PROBLEM TO WORK ON:
Each line of the records that holds "rank" should be shown in full.
--------------------------------------------------
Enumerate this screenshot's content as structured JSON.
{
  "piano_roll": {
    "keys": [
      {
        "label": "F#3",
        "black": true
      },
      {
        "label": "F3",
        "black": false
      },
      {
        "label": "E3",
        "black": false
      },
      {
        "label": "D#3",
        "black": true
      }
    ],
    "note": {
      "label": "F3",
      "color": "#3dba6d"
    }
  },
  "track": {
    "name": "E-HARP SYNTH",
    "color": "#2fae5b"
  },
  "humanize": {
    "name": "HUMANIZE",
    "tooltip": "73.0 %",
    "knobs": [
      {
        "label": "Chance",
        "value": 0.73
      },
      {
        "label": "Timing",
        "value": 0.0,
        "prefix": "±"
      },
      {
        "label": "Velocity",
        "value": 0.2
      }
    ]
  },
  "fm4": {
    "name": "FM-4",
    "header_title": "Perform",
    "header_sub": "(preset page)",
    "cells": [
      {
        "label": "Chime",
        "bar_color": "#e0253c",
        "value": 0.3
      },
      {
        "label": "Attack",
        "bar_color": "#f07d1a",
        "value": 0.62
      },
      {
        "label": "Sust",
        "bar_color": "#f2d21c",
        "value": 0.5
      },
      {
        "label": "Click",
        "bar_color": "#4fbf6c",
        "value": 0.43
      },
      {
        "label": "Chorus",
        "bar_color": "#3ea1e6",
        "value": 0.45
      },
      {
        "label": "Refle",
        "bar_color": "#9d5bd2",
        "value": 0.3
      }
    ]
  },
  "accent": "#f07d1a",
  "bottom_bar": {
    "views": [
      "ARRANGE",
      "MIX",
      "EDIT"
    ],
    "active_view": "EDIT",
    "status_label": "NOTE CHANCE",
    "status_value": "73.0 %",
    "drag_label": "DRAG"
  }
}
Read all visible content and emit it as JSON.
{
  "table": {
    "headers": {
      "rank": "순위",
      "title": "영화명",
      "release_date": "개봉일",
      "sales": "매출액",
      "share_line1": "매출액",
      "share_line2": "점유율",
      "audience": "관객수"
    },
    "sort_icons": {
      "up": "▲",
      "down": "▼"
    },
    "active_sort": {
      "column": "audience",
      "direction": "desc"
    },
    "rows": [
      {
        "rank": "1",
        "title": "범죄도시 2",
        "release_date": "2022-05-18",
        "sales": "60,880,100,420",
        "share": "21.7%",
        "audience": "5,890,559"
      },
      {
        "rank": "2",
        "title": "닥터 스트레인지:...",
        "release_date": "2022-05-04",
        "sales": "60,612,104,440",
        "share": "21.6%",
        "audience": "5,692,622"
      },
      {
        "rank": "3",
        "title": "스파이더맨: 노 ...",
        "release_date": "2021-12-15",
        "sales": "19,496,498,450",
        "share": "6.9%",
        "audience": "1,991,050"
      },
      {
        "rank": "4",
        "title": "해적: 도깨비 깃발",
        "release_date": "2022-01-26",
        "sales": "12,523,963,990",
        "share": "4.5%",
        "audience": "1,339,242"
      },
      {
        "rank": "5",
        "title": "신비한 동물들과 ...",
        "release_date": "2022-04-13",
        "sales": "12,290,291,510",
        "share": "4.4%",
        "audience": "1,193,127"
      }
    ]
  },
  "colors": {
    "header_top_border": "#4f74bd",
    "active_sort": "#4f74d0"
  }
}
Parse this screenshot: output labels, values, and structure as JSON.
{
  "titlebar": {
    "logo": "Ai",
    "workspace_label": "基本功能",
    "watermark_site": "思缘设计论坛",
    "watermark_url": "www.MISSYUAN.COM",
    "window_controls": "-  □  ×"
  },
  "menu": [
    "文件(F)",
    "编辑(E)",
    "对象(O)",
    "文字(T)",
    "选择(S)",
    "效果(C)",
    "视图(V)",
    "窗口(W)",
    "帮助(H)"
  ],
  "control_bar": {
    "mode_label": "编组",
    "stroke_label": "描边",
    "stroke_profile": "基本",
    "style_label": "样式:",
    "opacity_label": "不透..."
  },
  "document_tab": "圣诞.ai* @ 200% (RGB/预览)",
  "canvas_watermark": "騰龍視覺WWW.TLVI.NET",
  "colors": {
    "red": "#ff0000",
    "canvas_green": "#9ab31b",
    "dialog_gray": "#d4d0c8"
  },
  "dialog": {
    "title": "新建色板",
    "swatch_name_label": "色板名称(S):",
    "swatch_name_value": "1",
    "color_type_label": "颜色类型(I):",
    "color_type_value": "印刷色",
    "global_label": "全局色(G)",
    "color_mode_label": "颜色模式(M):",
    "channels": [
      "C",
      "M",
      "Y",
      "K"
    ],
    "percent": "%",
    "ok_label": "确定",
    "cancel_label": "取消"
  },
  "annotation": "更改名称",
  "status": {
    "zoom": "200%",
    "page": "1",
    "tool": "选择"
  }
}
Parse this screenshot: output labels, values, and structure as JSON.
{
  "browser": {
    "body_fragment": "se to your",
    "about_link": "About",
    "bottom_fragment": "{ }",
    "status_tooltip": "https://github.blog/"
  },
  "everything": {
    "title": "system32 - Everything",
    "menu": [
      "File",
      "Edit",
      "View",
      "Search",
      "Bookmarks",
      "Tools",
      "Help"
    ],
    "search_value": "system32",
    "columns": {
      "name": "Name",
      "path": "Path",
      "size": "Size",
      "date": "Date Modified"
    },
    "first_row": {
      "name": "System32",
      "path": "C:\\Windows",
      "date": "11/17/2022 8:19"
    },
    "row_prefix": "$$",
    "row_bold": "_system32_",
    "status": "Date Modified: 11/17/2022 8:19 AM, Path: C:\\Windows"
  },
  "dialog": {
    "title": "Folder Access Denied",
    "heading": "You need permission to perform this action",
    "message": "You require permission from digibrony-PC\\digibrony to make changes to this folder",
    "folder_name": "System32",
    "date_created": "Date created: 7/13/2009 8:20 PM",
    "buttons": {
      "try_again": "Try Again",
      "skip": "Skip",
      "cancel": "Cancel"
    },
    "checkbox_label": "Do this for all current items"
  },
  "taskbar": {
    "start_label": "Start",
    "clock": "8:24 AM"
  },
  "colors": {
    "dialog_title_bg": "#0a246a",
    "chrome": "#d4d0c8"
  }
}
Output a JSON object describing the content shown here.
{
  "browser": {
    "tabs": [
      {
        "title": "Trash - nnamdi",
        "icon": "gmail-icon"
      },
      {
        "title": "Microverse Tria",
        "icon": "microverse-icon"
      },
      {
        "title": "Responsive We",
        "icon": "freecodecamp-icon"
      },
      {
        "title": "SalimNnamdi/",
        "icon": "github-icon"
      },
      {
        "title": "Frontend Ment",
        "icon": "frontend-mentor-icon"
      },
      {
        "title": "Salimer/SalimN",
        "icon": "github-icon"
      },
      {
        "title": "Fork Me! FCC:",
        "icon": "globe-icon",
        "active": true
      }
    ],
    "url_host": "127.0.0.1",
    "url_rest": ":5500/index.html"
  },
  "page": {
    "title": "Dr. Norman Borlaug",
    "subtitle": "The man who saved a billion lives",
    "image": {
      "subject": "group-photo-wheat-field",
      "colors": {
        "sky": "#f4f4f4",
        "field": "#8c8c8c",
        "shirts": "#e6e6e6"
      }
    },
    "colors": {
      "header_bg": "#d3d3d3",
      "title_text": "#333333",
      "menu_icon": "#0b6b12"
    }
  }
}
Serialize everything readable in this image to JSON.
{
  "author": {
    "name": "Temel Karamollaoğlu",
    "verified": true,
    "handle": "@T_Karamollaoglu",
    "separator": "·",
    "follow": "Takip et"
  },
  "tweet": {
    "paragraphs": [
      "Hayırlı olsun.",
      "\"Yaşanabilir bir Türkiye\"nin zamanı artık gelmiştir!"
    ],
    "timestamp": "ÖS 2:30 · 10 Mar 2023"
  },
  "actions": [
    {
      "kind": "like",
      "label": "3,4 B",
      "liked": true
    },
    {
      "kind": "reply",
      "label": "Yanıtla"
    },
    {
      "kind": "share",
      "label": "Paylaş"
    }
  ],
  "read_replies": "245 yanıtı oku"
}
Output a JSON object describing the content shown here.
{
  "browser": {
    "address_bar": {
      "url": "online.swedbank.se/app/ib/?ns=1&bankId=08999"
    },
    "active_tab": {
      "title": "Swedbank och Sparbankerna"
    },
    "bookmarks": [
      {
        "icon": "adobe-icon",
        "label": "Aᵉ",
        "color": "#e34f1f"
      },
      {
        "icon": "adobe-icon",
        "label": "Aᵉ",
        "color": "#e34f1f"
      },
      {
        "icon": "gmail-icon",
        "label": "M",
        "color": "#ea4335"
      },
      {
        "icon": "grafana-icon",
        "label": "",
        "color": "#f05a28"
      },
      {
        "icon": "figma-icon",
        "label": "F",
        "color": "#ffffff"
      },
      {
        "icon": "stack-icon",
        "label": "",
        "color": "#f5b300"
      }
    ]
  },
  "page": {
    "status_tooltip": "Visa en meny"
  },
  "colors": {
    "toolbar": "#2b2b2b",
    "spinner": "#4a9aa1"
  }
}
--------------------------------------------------
TASK RESPONSE:
      "rank": "순위",
        "rank": "1",
        "rank": "2",
        "rank": "3",
        "rank": "4",
        "rank": "5",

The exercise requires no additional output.